Go through the records below and show every line with the string "legend".

ENTRIES PROVIDED START

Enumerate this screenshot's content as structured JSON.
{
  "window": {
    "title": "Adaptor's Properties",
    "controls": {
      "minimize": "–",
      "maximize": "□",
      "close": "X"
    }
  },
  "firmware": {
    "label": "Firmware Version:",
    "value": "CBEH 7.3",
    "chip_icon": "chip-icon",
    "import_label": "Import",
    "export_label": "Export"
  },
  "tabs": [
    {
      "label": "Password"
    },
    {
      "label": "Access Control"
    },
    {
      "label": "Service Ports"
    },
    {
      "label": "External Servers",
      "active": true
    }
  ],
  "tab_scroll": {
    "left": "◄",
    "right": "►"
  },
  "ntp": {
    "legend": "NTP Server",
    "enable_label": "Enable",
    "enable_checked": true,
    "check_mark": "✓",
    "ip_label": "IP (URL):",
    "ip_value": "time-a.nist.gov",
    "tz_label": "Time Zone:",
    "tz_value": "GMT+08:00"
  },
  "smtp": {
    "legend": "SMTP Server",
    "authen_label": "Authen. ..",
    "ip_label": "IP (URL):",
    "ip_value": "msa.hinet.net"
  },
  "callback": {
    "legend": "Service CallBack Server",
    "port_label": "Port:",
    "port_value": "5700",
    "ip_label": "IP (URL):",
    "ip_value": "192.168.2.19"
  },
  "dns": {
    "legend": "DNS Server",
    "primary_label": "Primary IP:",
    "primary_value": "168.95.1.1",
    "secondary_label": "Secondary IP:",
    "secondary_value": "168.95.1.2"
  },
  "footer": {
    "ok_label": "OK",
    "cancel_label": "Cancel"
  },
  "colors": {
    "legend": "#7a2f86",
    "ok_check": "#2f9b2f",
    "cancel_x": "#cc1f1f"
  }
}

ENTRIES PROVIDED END

» **EXERCISE RESPONSE**
    "legend": "NTP Server",
    "legend": "SMTP Server",
    "legend": "Service CallBack Server",
    "legend": "DNS Server",
    "legend": "#7a2f86",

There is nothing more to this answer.